Nearly a third of respondents of all publishing models operate their journal on a completely cash- free basis, with no income or revenue at all, relying on volunteers and (seemingly often unwittingly provided) in kind support from their institution When income is generated, this sometimes goes to small honorariums for the Editor-in-chief, Editorial Board, or to peer-reviewers. Paying peer-reviewers??... Expert reviewers are extremely difficult to source in Africa, and frequently mentioned as a major constraint.

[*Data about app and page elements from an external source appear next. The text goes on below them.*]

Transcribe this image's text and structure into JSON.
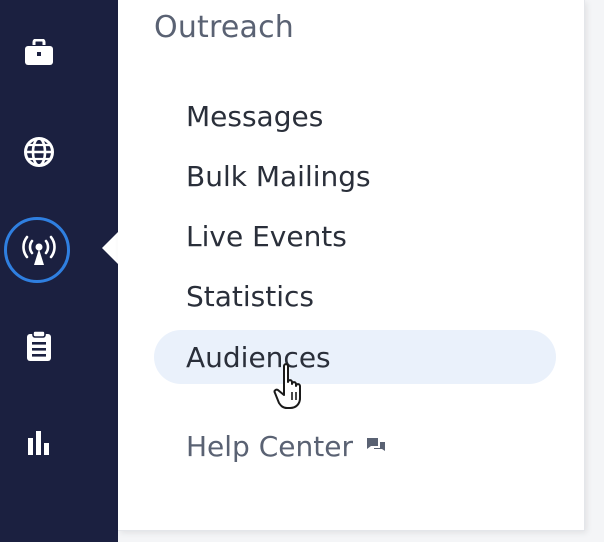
{
  "rail": {
    "items": [
      {
        "icon": "briefcase-icon",
        "active": false
      },
      {
        "icon": "globe-icon",
        "active": false
      },
      {
        "icon": "broadcast-icon",
        "active": true
      },
      {
        "icon": "clipboard-icon",
        "active": false
      },
      {
        "icon": "bar-chart-icon",
        "active": false
      }
    ],
    "background": "#1b2040",
    "active_ring_color": "#2f7fe0"
  },
  "panel": {
    "title": "Outreach",
    "items": [
      {
        "label": "Messages"
      },
      {
        "label": "Bulk Mailings"
      },
      {
        "label": "Live Events"
      },
      {
        "label": "Statistics"
      },
      {
        "label": "Audiences",
        "hovered": true
      }
    ],
    "help": {
      "label": "Help Center",
      "icon": "chat-icon"
    }
  },
  "colors": {
    "hover_bg": "#eaf1fb",
    "text": "#2a2f3a",
    "muted_text": "#5a6273"
  }
}
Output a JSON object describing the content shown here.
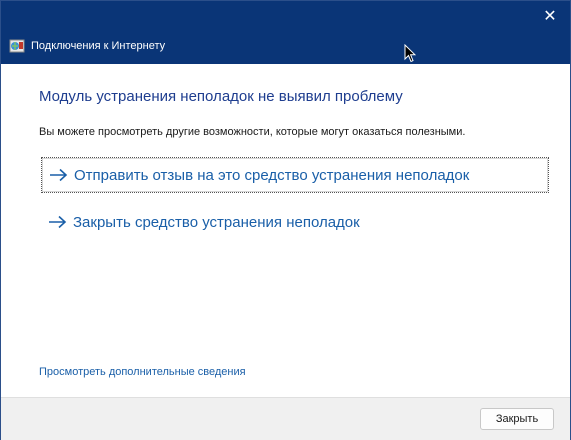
{
  "window": {
    "title": "Подключения к Интернету",
    "close_glyph": "✕"
  },
  "main": {
    "headline": "Модуль устранения неполадок не выявил проблему",
    "subtext": "Вы можете просмотреть другие возможности, которые могут оказаться полезными.",
    "options": [
      {
        "label": "Отправить отзыв на это средство устранения неполадок",
        "icon": "arrow-right-icon",
        "focused": true
      },
      {
        "label": "Закрыть средство устранения неполадок",
        "icon": "arrow-right-icon",
        "focused": false
      }
    ],
    "details_link": "Просмотреть дополнительные сведения"
  },
  "footer": {
    "close_button": "Закрыть"
  },
  "colors": {
    "titlebar": "#0a3577",
    "headline": "#1e3d8f",
    "link": "#1a5fa8"
  }
}
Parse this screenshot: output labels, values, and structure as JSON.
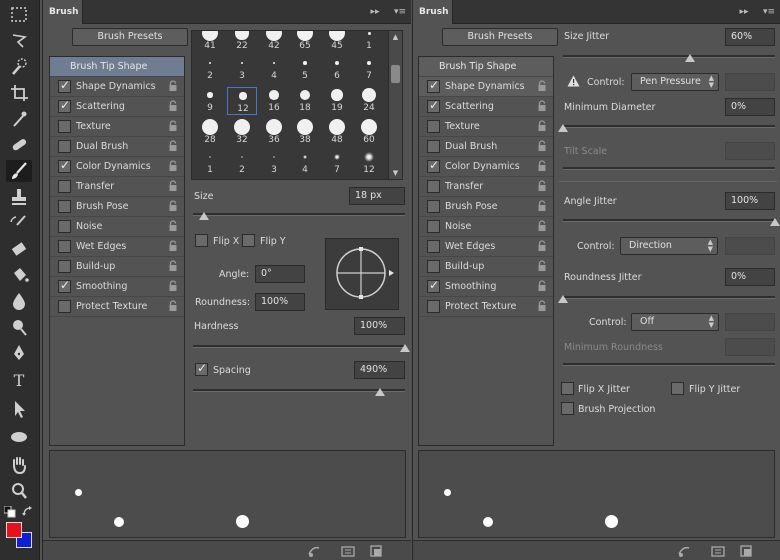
{
  "toolbar": {
    "tools": [
      {
        "name": "marquee-tool",
        "icon": "rect-marquee-icon",
        "active": false
      },
      {
        "name": "lasso-tool",
        "icon": "lasso-icon",
        "active": false
      },
      {
        "name": "quick-selection-tool",
        "icon": "quick-selection-icon",
        "active": false
      },
      {
        "name": "crop-tool",
        "icon": "crop-icon",
        "active": false
      },
      {
        "name": "eyedropper-tool",
        "icon": "eyedropper-icon",
        "active": false
      },
      {
        "name": "healing-tool",
        "icon": "bandage-icon",
        "active": false
      },
      {
        "name": "brush-tool",
        "icon": "brush-icon",
        "active": true
      },
      {
        "name": "stamp-tool",
        "icon": "stamp-icon",
        "active": false
      },
      {
        "name": "history-brush-tool",
        "icon": "history-brush-icon",
        "active": false
      },
      {
        "name": "eraser-tool",
        "icon": "eraser-icon",
        "active": false
      },
      {
        "name": "paint-bucket-tool",
        "icon": "bucket-icon",
        "active": false
      },
      {
        "name": "blur-tool",
        "icon": "drop-icon",
        "active": false
      },
      {
        "name": "dodge-tool",
        "icon": "dodge-icon",
        "active": false
      },
      {
        "name": "pen-tool",
        "icon": "pen-icon",
        "active": false
      },
      {
        "name": "type-tool",
        "icon": "type-icon",
        "glyph": "T",
        "active": false
      },
      {
        "name": "path-selection-tool",
        "icon": "arrow-icon",
        "active": false
      },
      {
        "name": "ellipse-tool",
        "icon": "ellipse-icon",
        "active": false
      },
      {
        "name": "hand-tool",
        "icon": "hand-icon",
        "active": false
      },
      {
        "name": "zoom-tool",
        "icon": "zoom-icon",
        "active": false
      }
    ],
    "foreground_color": "#e8101d",
    "background_color": "#0d1fd8"
  },
  "left_panel": {
    "tab": "Brush",
    "presets_button": "Brush Presets",
    "list": [
      {
        "label": "Brush Tip Shape",
        "header": true,
        "checked": false,
        "selected": true,
        "locked": false
      },
      {
        "label": "Shape Dynamics",
        "checked": true,
        "selected": false,
        "locked": true
      },
      {
        "label": "Scattering",
        "checked": true,
        "selected": false,
        "locked": true
      },
      {
        "label": "Texture",
        "checked": false,
        "selected": false,
        "locked": true
      },
      {
        "label": "Dual Brush",
        "checked": false,
        "selected": false,
        "locked": true
      },
      {
        "label": "Color Dynamics",
        "checked": true,
        "selected": false,
        "locked": true
      },
      {
        "label": "Transfer",
        "checked": false,
        "selected": false,
        "locked": true
      },
      {
        "label": "Brush Pose",
        "checked": false,
        "selected": false,
        "locked": true
      },
      {
        "label": "Noise",
        "checked": false,
        "selected": false,
        "locked": true
      },
      {
        "label": "Wet Edges",
        "checked": false,
        "selected": false,
        "locked": true
      },
      {
        "label": "Build-up",
        "checked": false,
        "selected": false,
        "locked": true
      },
      {
        "label": "Smoothing",
        "checked": true,
        "selected": false,
        "locked": true
      },
      {
        "label": "Protect Texture",
        "checked": false,
        "selected": false,
        "locked": true
      }
    ],
    "tips": [
      [
        "41",
        "22",
        "42",
        "65",
        "45",
        "1"
      ],
      [
        "2",
        "3",
        "4",
        "5",
        "6",
        "7"
      ],
      [
        "9",
        "12",
        "16",
        "18",
        "19",
        "24"
      ],
      [
        "28",
        "32",
        "36",
        "38",
        "48",
        "60"
      ],
      [
        "1",
        "2",
        "3",
        "4",
        "7",
        "12"
      ]
    ],
    "selected_tip": "12",
    "size_label": "Size",
    "size_value": "18 px",
    "size_slider": 0.05,
    "flip_x_label": "Flip X",
    "flip_y_label": "Flip Y",
    "flip_x": false,
    "flip_y": false,
    "angle_label": "Angle:",
    "angle_value": "0°",
    "roundness_label": "Roundness:",
    "roundness_value": "100%",
    "hardness_label": "Hardness",
    "hardness_value": "100%",
    "hardness_slider": 1.0,
    "spacing_label": "Spacing",
    "spacing_checked": true,
    "spacing_value": "490%",
    "spacing_slider": 0.88
  },
  "right_panel": {
    "tab": "Brush",
    "presets_button": "Brush Presets",
    "list": [
      {
        "label": "Brush Tip Shape",
        "header": true,
        "checked": false,
        "selected": false,
        "locked": false
      },
      {
        "label": "Shape Dynamics",
        "checked": true,
        "selected": true,
        "locked": true
      },
      {
        "label": "Scattering",
        "checked": true,
        "selected": false,
        "locked": true
      },
      {
        "label": "Texture",
        "checked": false,
        "selected": false,
        "locked": true
      },
      {
        "label": "Dual Brush",
        "checked": false,
        "selected": false,
        "locked": true
      },
      {
        "label": "Color Dynamics",
        "checked": true,
        "selected": false,
        "locked": true
      },
      {
        "label": "Transfer",
        "checked": false,
        "selected": false,
        "locked": true
      },
      {
        "label": "Brush Pose",
        "checked": false,
        "selected": false,
        "locked": true
      },
      {
        "label": "Noise",
        "checked": false,
        "selected": false,
        "locked": true
      },
      {
        "label": "Wet Edges",
        "checked": false,
        "selected": false,
        "locked": true
      },
      {
        "label": "Build-up",
        "checked": false,
        "selected": false,
        "locked": true
      },
      {
        "label": "Smoothing",
        "checked": true,
        "selected": false,
        "locked": true
      },
      {
        "label": "Protect Texture",
        "checked": false,
        "selected": false,
        "locked": true
      }
    ],
    "size_jitter_label": "Size Jitter",
    "size_jitter_value": "60%",
    "size_jitter_slider": 0.6,
    "control_label": "Control:",
    "size_control_value": "Pen Pressure",
    "min_diameter_label": "Minimum Diameter",
    "min_diameter_value": "0%",
    "min_diameter_slider": 0.0,
    "tilt_scale_label": "Tilt Scale",
    "angle_jitter_label": "Angle Jitter",
    "angle_jitter_value": "100%",
    "angle_jitter_slider": 1.0,
    "angle_control_value": "Direction",
    "roundness_jitter_label": "Roundness Jitter",
    "roundness_jitter_value": "0%",
    "roundness_jitter_slider": 0.0,
    "roundness_control_value": "Off",
    "min_roundness_label": "Minimum Roundness",
    "flip_x_jitter_label": "Flip X Jitter",
    "flip_y_jitter_label": "Flip Y Jitter",
    "brush_projection_label": "Brush Projection",
    "flip_x_jitter": false,
    "flip_y_jitter": false,
    "brush_projection": false
  }
}
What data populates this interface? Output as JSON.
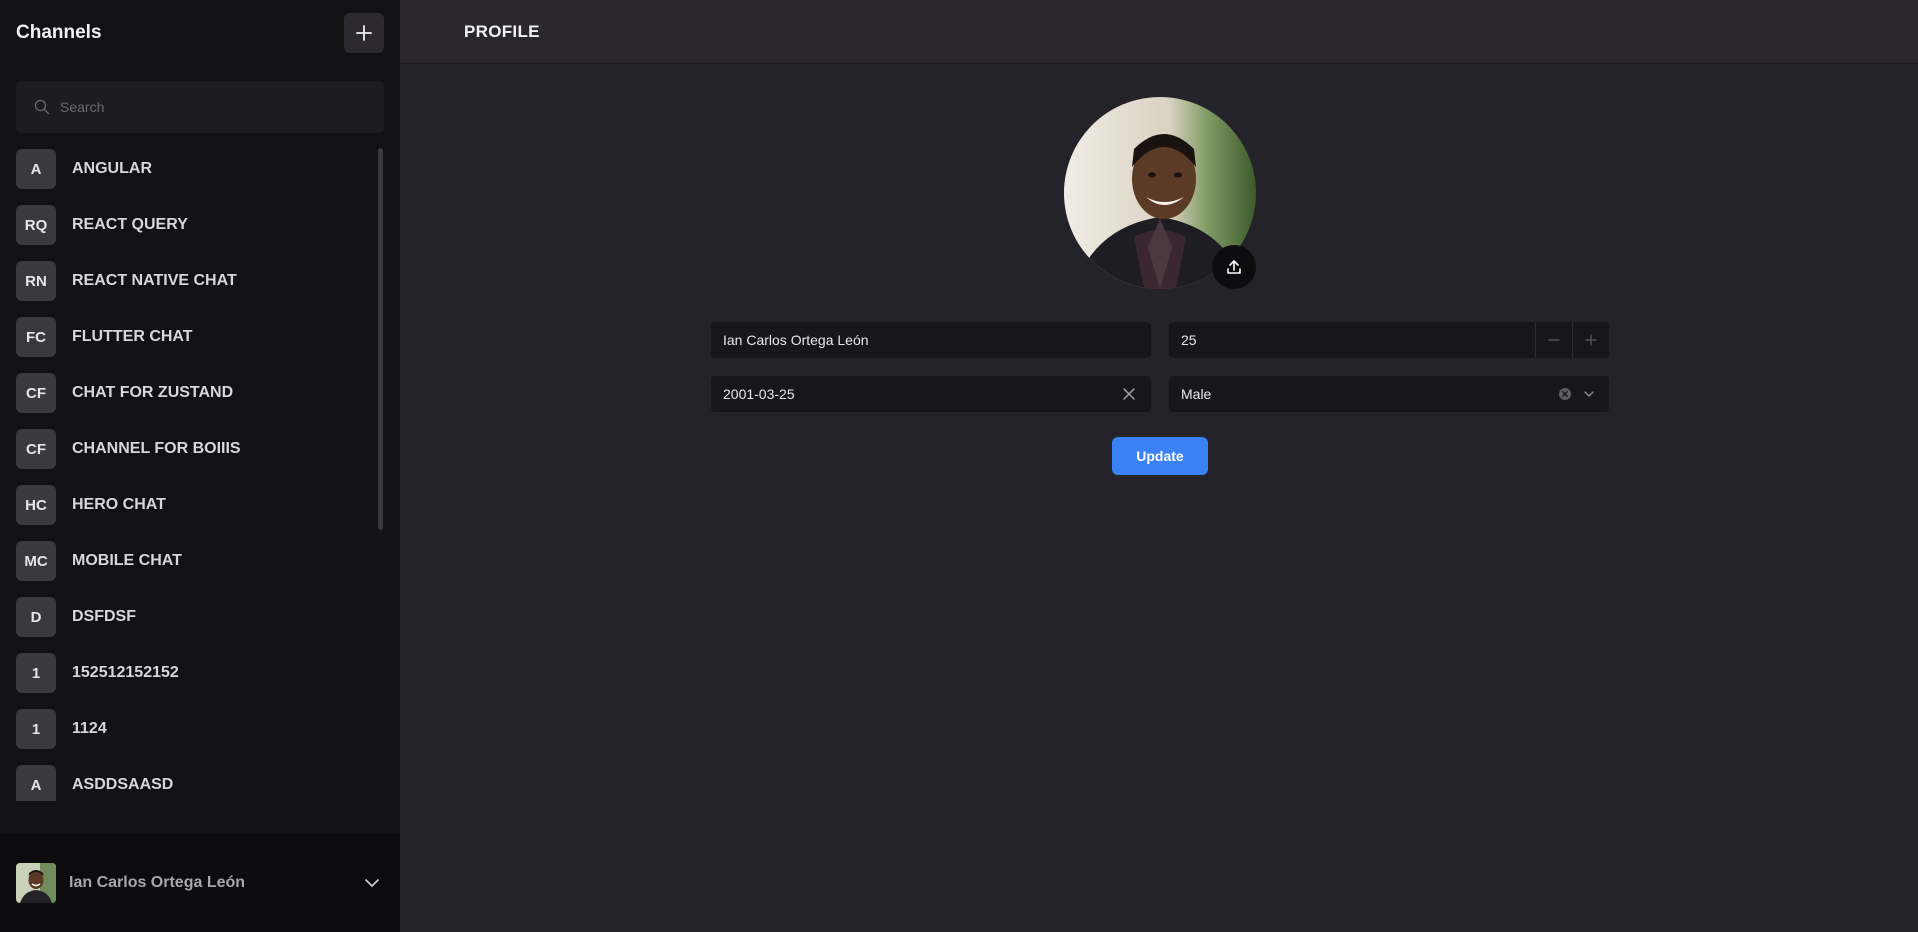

African journals operate in a context where their target authors are encouraged to publish overseas… journals face a disconnect between African universities’ promotion policies (that reward African authors for publishing in an overseas IF journals) ; and the simultaneous pressure to publish quality, contextually relevant, development-oriented content. the Impact Factor was mentioned frequently by respondents… either as an over-riding but exceedingly difficult to attain goal for the journal, or in recognition of how inappropriate a measure of journal quality it is for African titles latter was nicely termed by one respondent as “impact factor fundamentalism”.
Open Access 6 of these were OA at one point but transitioned to subscription Of the OA Journals:
Definitions of OA… full text online for free is OA… Licensing isn’t on the radar of most OA journals from Africa However (and this was a surprise that needs to be explored further), journals are fairly likely to allow authors to add the final version of record article to an institutional or subject repository. Another surprise was how very positive many journals are about their future and about how many expect OA to be more significant in African journal publishing in future.
“Open Access is of course a major issue and very complex for those living and operating in Africa... Discussion needs to be grounded in the operational aspects of running journals and the very real costs involved and also the importance of knowledge production from local contexts.” Despite the optimism; serious concerns…
“With majority of research in Africa now collaborative; work will ultimately be published in more established "Northern Hemisphere" journals that have high impact factors and greater prestige.” “The place of local and regional journals needs more recognition and these titles are under more pressure than ever in the increasingly globalized and increasingly OA worlds.”
Answers about “article-processing charges” (APCs) – a concept that is widely used in North America, Europe, and Australia to recoup publishing costs specifically for Open Access – showed that in Africa, author-side fees are not specific to Open Access publishing. Given that resource scarcity is the norm, and page charges and other author side fees are often already actively utilized by all publishing models, it is difficult to see how the “polish” of Northern publishing quality can be attained, despite the optimism of many respondents
Beyond the research… If African journals are to become unstuck from their position between a rock and a hard place In Latin America, public funding has allowed the emergence of gold OA journals that do not charge readers AND do not charge authors. Perhaps this is a model other developing regions, like Africa, need to adopt. Can the vicious cycle of IF prestige be broken?
Current State of Scholarly Publishing in Africa www.clobridgeconsulting.com/scholarly-publishing-in-africa www.clobridgeconsulting.com/scholarly-publishing-in-africa More Information Forthcoming: Report Available October 2014 (Details TBA) For the full research report, and then AJOL’s OA advocacy strategy… watch this space! Susan Murray firstname.lastname@example.org Abby Clobridge email@example.com